>>>

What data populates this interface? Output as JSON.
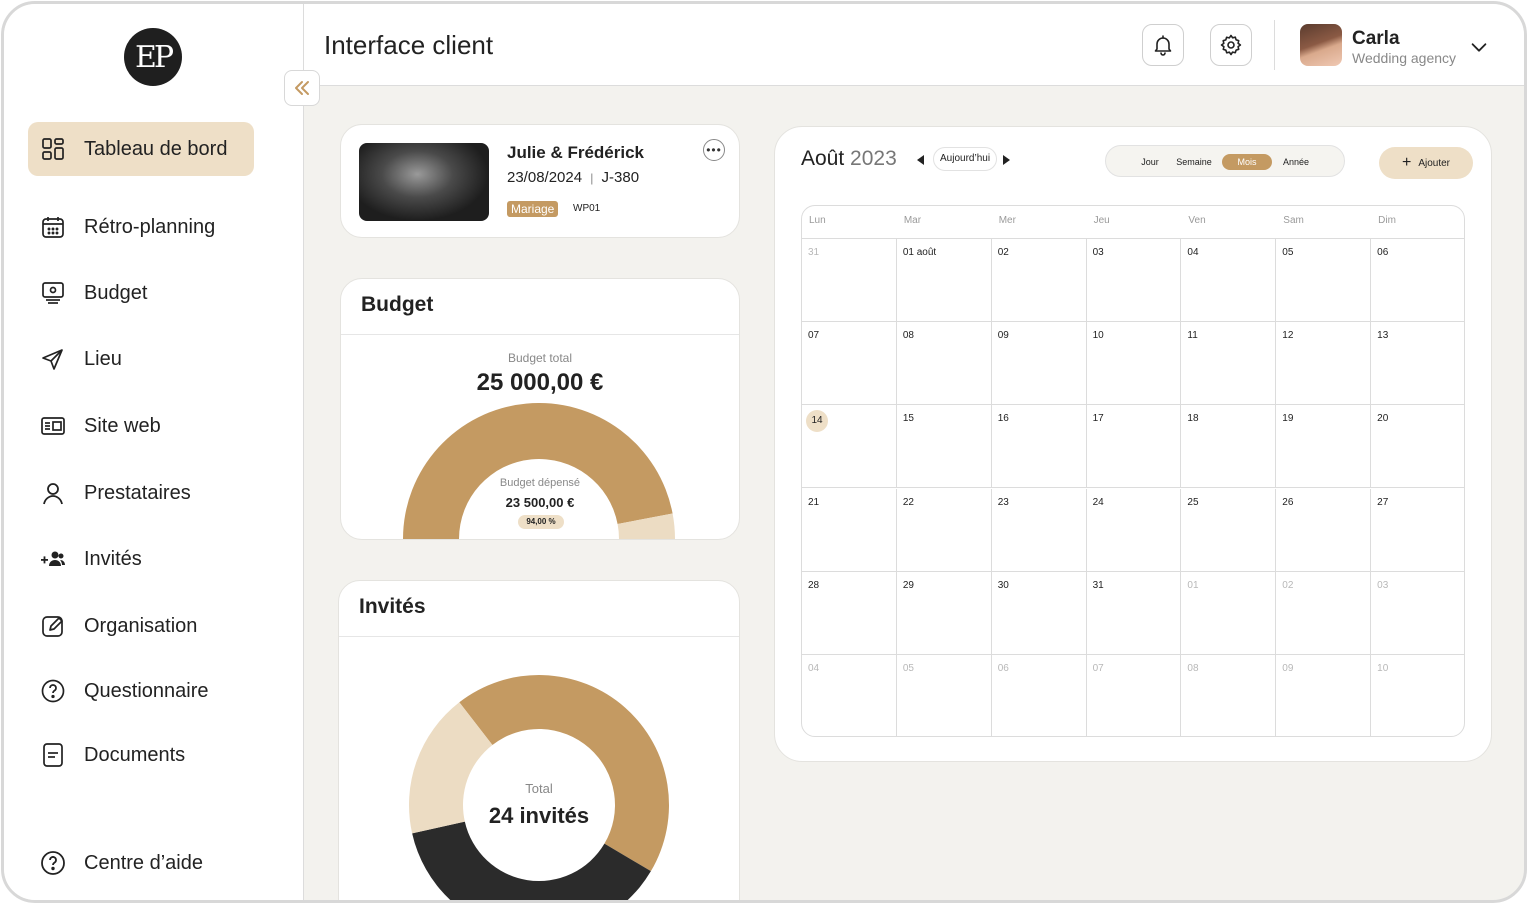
{
  "app": {
    "logo_text": "EP",
    "page_title": "Interface client"
  },
  "sidebar": {
    "items": [
      {
        "label": "Tableau de bord",
        "icon": "dashboard-icon",
        "active": true
      },
      {
        "label": "Rétro-planning",
        "icon": "calendar-icon"
      },
      {
        "label": "Budget",
        "icon": "monitor-icon"
      },
      {
        "label": "Lieu",
        "icon": "paper-plane-icon"
      },
      {
        "label": "Site web",
        "icon": "website-icon"
      },
      {
        "label": "Prestataires",
        "icon": "user-icon"
      },
      {
        "label": "Invités",
        "icon": "add-users-icon"
      },
      {
        "label": "Organisation",
        "icon": "edit-icon"
      },
      {
        "label": "Questionnaire",
        "icon": "question-circle-icon"
      },
      {
        "label": "Documents",
        "icon": "document-icon"
      }
    ],
    "help": {
      "label": "Centre d’aide",
      "icon": "help-icon"
    }
  },
  "user": {
    "name": "Carla",
    "role": "Wedding agency"
  },
  "event": {
    "couple": "Julie & Frédérick",
    "date": "23/08/2024",
    "countdown": "J-380",
    "type_tag": "Mariage",
    "code": "WP01"
  },
  "budget": {
    "title": "Budget",
    "total_label": "Budget total",
    "total_value": "25 000,00 €",
    "spent_label": "Budget dépensé",
    "spent_value": "23 500,00 €",
    "spent_percent_label": "94,00 %",
    "spent_fraction": 0.94,
    "colors": {
      "spent": "#c49a62",
      "remaining": "#ecdcc3"
    }
  },
  "guests": {
    "title": "Invités",
    "total_label": "Total",
    "total_value": "24 invités",
    "segments": [
      {
        "fraction": 0.44,
        "color": "#c49a62"
      },
      {
        "fraction": 0.38,
        "color": "#2b2b2b"
      },
      {
        "fraction": 0.18,
        "color": "#ecdcc3"
      }
    ]
  },
  "calendar": {
    "month": "Août",
    "year": "2023",
    "today_label": "Aujourd’hui",
    "views": [
      "Jour",
      "Semaine",
      "Mois",
      "Année"
    ],
    "active_view": "Mois",
    "add_label": "Ajouter",
    "weekdays": [
      "Lun",
      "Mar",
      "Mer",
      "Jeu",
      "Ven",
      "Sam",
      "Dim"
    ],
    "weeks": [
      [
        "31",
        "01 août",
        "02",
        "03",
        "04",
        "05",
        "06"
      ],
      [
        "07",
        "08",
        "09",
        "10",
        "11",
        "12",
        "13"
      ],
      [
        "14",
        "15",
        "16",
        "17",
        "18",
        "19",
        "20"
      ],
      [
        "21",
        "22",
        "23",
        "24",
        "25",
        "26",
        "27"
      ],
      [
        "28",
        "29",
        "30",
        "31",
        "01",
        "02",
        "03"
      ],
      [
        "04",
        "05",
        "06",
        "07",
        "08",
        "09",
        "10"
      ]
    ],
    "today": "14",
    "accent": "#c49a62",
    "accent_light": "#eedfc7"
  }
}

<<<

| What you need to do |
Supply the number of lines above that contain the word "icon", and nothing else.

| Task output |
11